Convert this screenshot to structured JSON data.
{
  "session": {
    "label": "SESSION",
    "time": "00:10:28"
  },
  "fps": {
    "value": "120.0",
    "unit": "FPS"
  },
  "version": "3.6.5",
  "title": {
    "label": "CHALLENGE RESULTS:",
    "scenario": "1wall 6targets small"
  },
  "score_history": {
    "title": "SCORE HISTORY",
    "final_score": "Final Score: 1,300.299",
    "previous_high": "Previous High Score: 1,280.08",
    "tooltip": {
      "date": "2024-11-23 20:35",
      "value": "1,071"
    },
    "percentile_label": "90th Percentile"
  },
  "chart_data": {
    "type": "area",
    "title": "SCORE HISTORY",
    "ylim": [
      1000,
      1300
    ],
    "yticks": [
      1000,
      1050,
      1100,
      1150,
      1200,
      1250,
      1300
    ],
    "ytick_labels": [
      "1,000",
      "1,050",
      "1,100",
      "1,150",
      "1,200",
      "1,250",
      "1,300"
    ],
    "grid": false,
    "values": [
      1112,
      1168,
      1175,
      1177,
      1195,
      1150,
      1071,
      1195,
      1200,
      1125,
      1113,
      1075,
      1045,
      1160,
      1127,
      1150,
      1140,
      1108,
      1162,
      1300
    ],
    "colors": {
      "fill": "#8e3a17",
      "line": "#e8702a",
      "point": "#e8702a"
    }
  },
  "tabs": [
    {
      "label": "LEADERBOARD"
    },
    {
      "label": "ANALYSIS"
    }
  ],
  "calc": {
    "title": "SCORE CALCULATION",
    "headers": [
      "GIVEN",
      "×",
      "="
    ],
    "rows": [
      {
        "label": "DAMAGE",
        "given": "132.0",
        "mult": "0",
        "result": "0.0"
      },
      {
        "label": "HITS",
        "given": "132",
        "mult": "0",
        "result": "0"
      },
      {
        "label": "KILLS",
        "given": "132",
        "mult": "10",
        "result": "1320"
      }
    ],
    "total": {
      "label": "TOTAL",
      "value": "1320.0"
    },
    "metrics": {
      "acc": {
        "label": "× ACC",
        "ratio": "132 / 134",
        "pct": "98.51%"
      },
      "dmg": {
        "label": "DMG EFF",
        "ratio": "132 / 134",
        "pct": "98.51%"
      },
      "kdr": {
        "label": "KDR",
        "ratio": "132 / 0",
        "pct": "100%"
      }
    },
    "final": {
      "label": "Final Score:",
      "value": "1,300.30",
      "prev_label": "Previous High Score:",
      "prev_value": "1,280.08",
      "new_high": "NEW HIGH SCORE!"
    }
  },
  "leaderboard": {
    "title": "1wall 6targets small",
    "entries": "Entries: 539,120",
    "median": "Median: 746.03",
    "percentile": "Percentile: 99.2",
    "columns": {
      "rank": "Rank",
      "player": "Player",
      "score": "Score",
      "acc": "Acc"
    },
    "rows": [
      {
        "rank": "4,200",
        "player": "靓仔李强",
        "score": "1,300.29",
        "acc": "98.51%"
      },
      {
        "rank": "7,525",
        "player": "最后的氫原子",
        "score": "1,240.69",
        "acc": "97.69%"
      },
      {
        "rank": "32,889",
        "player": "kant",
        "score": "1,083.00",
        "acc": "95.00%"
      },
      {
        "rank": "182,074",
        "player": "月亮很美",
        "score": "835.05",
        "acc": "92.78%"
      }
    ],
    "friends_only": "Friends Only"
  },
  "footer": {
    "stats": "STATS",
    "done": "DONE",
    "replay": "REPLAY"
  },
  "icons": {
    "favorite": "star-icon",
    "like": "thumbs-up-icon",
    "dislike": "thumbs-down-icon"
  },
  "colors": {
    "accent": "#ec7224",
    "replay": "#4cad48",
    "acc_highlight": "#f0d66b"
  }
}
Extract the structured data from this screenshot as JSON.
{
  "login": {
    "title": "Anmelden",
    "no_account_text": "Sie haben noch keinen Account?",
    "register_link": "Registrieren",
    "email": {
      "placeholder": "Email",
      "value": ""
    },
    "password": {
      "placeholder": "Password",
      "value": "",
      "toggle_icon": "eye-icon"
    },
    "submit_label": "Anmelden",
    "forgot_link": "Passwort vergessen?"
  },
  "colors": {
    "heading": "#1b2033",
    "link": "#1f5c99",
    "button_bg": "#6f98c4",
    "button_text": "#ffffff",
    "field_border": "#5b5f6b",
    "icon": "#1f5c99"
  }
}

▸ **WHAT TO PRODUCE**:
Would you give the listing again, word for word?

▸ **ANSWER FOR THIS EXERCISE**:
Convert this screenshot to structured JSON data.
{
  "session": {
    "label": "SESSION",
    "time": "00:10:28"
  },
  "fps": {
    "value": "120.0",
    "unit": "FPS"
  },
  "version": "3.6.5",
  "title": {
    "label": "CHALLENGE RESULTS:",
    "scenario": "1wall 6targets small"
  },
  "score_history": {
    "title": "SCORE HISTORY",
    "final_score": "Final Score: 1,300.299",
    "previous_high": "Previous High Score: 1,280.08",
    "tooltip": {
      "date": "2024-11-23 20:35",
      "value": "1,071"
    },
    "percentile_label": "90th Percentile"
  },
  "chart_data": {
    "type": "area",
    "title": "SCORE HISTORY",
    "ylim": [
      1000,
      1300
    ],
    "yticks": [
      1000,
      1050,
      1100,
      1150,
      1200,
      1250,
      1300
    ],
    "ytick_labels": [
      "1,000",
      "1,050",
      "1,100",
      "1,150",
      "1,200",
      "1,250",
      "1,300"
    ],
    "grid": false,
    "values": [
      1112,
      1168,
      1175,
      1177,
      1195,
      1150,
      1071,
      1195,
      1200,
      1125,
      1113,
      1075,
      1045,
      1160,
      1127,
      1150,
      1140,
      1108,
      1162,
      1300
    ],
    "colors": {
      "fill": "#8e3a17",
      "line": "#e8702a",
      "point": "#e8702a"
    }
  },
  "tabs": [
    {
      "label": "LEADERBOARD"
    },
    {
      "label": "ANALYSIS"
    }
  ],
  "calc": {
    "title": "SCORE CALCULATION",
    "headers": [
      "GIVEN",
      "×",
      "="
    ],
    "rows": [
      {
        "label": "DAMAGE",
        "given": "132.0",
        "mult": "0",
        "result": "0.0"
      },
      {
        "label": "HITS",
        "given": "132",
        "mult": "0",
        "result": "0"
      },
      {
        "label": "KILLS",
        "given": "132",
        "mult": "10",
        "result": "1320"
      }
    ],
    "total": {
      "label": "TOTAL",
      "value": "1320.0"
    },
    "metrics": {
      "acc": {
        "label": "× ACC",
        "ratio": "132 / 134",
        "pct": "98.51%"
      },
      "dmg": {
        "label": "DMG EFF",
        "ratio": "132 / 134",
        "pct": "98.51%"
      },
      "kdr": {
        "label": "KDR",
        "ratio": "132 / 0",
        "pct": "100%"
      }
    },
    "final": {
      "label": "Final Score:",
      "value": "1,300.30",
      "prev_label": "Previous High Score:",
      "prev_value": "1,280.08",
      "new_high": "NEW HIGH SCORE!"
    }
  },
  "leaderboard": {
    "title": "1wall 6targets small",
    "entries": "Entries: 539,120",
    "median": "Median: 746.03",
    "percentile": "Percentile: 99.2",
    "columns": {
      "rank": "Rank",
      "player": "Player",
      "score": "Score",
      "acc": "Acc"
    },
    "rows": [
      {
        "rank": "4,200",
        "player": "靓仔李强",
        "score": "1,300.29",
        "acc": "98.51%"
      },
      {
        "rank": "7,525",
        "player": "最后的氫原子",
        "score": "1,240.69",
        "acc": "97.69%"
      },
      {
        "rank": "32,889",
        "player": "kant",
        "score": "1,083.00",
        "acc": "95.00%"
      },
      {
        "rank": "182,074",
        "player": "月亮很美",
        "score": "835.05",
        "acc": "92.78%"
      }
    ],
    "friends_only": "Friends Only"
  },
  "footer": {
    "stats": "STATS",
    "done": "DONE",
    "replay": "REPLAY"
  },
  "icons": {
    "favorite": "star-icon",
    "like": "thumbs-up-icon",
    "dislike": "thumbs-down-icon"
  },
  "colors": {
    "accent": "#ec7224",
    "replay": "#4cad48",
    "acc_highlight": "#f0d66b"
  }
}
Extract the structured data from this screenshot as JSON.
{
  "login": {
    "title": "Anmelden",
    "no_account_text": "Sie haben noch keinen Account?",
    "register_link": "Registrieren",
    "email": {
      "placeholder": "Email",
      "value": ""
    },
    "password": {
      "placeholder": "Password",
      "value": "",
      "toggle_icon": "eye-icon"
    },
    "submit_label": "Anmelden",
    "forgot_link": "Passwort vergessen?"
  },
  "colors": {
    "heading": "#1b2033",
    "link": "#1f5c99",
    "button_bg": "#6f98c4",
    "button_text": "#ffffff",
    "field_border": "#5b5f6b",
    "icon": "#1f5c99"
  }
}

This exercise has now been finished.